$\psi(x,t)=\psi(x) e^{-i\omega t}$

$\psi(x,t)=\left( A e^{ikx} + B e^{-ikx} \right) e^{-i\omega t}$

$\psi(x,t)=A e^{\left(ikx-i\omega t \right)} + B e^{\left(-ikx -i\omega t \right)} $

$\psi(x,t)= A e^{-i\left(\omega t - kx \right)} + B e^{-i\left(\omega t + kx\right)} \quad(5)$

The above equation $(5)$ represents a continuous plane simple harmonic wave. The first term on the right side of the above equation $(5)$ represents the wave traveling in the positive x-direction, and the second term represents the wave traveling in the negative x-direction. Therefore, the wave function for the motion of a particle in the positive x-direction, we have

$\psi(x,t)= A e^{-i\left(\omega t - kx \right)} \qquad(6)$

The complex conjugate of the above wave function of free particle:

$\psi^{*}(x,t)= A e^{i\left(\omega t - k x \right)} \qquad(7)$

Eigenfunction and Eigen Value of linear momentum operator:

Now the momentum operator $\frac{\hbar}{i} \frac{\partial}{\partial x}$, operating on the equation $(6)$ i.e wave function of a free particle moving along the positive x-axis:

$\frac{\hbar}{i} \frac{\partial \psi(x,t)}{\partial x}= \frac{\hbar}{i} \frac{\partial }{\partial x} \left[ A e^{-i\left(\omega t - k x \right)} \right]$

$\frac{\hbar}{i} \frac{\partial \psi(x,t)}{\partial x}= \frac{\hbar}{i} \left[ A \left( ik \right)e^{-i\left(\omega t - kx \right)} \right]$

$\frac{\hbar}{i} \frac{\partial \psi(x,t)}{\partial x}= \hbar k \left[ A e^{-i\left(\omega t - kx \right)} \right]$

$\frac{\hbar}{i} \frac{\partial \psi(x,t)}{\partial x}= \hbar k \psi(x,t) \qquad(8)$

This equation shows that the wave function $\psi(x,t)$ for the particle is an eigenfunction of the linear momentum operator, and the momentum $p_{x}$ is the eigenvalue of the operator. Hence the momentum remains sharp with the value $p_{x}$

Probability of finding the free particle:

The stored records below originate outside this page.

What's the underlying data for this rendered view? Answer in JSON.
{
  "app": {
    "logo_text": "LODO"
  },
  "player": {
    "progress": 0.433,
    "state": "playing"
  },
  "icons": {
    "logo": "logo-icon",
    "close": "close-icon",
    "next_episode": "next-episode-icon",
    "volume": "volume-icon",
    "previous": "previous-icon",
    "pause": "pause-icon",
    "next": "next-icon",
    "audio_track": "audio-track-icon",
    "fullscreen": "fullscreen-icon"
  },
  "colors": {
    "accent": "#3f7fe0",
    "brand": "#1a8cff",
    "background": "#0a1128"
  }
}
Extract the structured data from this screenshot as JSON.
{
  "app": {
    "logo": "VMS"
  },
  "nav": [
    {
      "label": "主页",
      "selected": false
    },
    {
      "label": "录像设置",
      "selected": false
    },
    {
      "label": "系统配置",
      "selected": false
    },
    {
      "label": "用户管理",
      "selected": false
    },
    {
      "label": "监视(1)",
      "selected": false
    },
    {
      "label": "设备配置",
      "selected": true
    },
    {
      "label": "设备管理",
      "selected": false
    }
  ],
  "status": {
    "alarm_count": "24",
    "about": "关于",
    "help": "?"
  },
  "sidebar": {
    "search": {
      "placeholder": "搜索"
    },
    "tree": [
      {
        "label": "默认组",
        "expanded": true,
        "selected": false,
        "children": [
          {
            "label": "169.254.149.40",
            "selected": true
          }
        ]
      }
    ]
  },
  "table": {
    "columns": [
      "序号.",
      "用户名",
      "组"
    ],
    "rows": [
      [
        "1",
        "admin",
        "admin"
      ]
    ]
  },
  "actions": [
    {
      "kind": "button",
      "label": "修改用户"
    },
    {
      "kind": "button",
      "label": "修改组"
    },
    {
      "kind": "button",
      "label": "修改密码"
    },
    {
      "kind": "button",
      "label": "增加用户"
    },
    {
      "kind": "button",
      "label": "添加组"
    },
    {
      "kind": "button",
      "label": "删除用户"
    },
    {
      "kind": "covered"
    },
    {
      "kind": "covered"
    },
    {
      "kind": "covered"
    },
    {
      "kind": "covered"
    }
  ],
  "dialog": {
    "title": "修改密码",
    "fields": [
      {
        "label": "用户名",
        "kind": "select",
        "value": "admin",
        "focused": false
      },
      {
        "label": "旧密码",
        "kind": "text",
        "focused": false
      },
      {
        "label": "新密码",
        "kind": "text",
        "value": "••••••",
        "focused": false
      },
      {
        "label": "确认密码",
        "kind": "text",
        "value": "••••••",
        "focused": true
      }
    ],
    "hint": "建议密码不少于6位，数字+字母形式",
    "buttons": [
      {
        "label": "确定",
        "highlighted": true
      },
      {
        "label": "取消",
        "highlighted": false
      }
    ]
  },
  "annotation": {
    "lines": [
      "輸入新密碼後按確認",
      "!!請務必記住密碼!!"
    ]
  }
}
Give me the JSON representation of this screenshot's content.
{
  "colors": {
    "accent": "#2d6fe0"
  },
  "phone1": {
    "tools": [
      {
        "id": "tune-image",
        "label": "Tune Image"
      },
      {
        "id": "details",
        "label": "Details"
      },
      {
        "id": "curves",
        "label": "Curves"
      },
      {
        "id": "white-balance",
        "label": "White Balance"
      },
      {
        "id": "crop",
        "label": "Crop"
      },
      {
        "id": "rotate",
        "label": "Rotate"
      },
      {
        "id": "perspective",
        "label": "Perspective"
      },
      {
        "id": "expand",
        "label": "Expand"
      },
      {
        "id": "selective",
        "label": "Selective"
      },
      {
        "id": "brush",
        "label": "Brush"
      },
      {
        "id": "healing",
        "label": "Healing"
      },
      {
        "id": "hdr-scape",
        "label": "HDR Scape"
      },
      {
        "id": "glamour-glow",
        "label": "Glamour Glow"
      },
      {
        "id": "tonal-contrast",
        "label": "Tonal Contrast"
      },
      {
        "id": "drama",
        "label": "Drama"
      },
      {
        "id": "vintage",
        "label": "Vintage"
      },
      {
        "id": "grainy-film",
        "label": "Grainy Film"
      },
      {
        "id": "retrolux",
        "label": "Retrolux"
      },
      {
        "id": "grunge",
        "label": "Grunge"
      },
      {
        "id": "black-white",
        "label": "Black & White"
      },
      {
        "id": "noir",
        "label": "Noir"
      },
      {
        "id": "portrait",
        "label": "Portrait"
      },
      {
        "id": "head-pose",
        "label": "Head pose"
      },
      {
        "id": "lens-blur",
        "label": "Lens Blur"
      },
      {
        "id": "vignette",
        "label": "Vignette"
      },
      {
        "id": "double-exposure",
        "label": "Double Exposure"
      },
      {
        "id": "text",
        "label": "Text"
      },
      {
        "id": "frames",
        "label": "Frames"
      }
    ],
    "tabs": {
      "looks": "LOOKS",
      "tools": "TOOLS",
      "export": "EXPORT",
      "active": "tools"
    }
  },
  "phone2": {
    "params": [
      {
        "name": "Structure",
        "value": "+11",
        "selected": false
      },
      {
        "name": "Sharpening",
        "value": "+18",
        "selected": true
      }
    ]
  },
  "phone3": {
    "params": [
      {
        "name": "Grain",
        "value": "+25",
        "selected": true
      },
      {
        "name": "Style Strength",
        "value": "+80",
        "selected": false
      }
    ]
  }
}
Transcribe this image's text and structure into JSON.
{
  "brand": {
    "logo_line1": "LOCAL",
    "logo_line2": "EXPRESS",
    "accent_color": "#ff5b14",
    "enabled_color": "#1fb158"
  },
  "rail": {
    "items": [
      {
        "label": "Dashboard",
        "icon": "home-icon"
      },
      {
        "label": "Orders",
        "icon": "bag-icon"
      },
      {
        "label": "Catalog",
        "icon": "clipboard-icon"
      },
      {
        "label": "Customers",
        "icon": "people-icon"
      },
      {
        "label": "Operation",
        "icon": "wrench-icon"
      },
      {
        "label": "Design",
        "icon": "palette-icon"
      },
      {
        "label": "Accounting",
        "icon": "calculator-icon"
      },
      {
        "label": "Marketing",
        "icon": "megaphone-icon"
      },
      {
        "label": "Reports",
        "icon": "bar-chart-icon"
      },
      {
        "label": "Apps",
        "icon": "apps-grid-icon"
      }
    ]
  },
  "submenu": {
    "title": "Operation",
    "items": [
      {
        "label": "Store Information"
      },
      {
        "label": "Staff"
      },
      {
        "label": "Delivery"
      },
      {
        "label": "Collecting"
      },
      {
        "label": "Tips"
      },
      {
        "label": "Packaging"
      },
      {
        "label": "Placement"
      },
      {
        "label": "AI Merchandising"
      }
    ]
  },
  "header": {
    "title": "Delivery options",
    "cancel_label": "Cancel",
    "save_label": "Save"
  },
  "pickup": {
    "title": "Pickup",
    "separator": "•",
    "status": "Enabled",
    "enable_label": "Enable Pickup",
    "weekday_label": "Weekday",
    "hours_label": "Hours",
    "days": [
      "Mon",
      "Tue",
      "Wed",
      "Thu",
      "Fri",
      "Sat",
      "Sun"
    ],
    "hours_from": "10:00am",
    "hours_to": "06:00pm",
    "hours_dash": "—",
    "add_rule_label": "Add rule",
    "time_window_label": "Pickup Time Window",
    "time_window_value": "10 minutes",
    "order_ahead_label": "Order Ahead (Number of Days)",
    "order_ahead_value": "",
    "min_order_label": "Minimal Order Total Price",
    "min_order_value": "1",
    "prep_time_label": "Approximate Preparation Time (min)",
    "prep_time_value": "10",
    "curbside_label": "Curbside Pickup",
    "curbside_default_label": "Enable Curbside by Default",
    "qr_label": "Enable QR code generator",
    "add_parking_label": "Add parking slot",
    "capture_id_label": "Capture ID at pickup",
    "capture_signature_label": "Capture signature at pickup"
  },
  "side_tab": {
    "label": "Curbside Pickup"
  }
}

The probability of finding the position a particle in the region between $x$ and $x+dx$ is given by

$P \: dx =\psi(x,t) \psi^{*}(x,t) dx \qquad(8)$

Now substitute the value of $\psi(x,t)$ and $\psi^{*}(x,t)$ from equation $(6)$ and equation $(7)$ in above equation $(8)$, then we get

$P \: dx = A^{2} dx \qquad(9)$

Therefore the probability density $P$ for the position of the particle with the definite value of momentum is constant over the x-axis, i.e., All positions of the particle are equally probable. This conclusion is also obtained from the principle of uncertainty.

According to the interpretation of the wave function, the probability of finding the particle somewhere in space must be equal to $1$. i.e

$\int_{-\infty}^{+\infty} \psi(x,t) \psi^{*}(x,t) dx=1 \qquad(9)$

In this case $\psi(x,t) \psi^{*}(x,t) = A^{2}$
,

There, the integral on the left side of the equation $(9)$ is infinite. Hence the wave function for the free particle cannot be normalized and $A$ must remain arbitrary. The difficulty arises because we are dealing with an ideal case. In practice, we can not have an absolutely free particle. The particle will always be confined within an enclosure in the laboratory, and hence its position can be determined. This means that its momentum cannot be determined with absolute accuracy.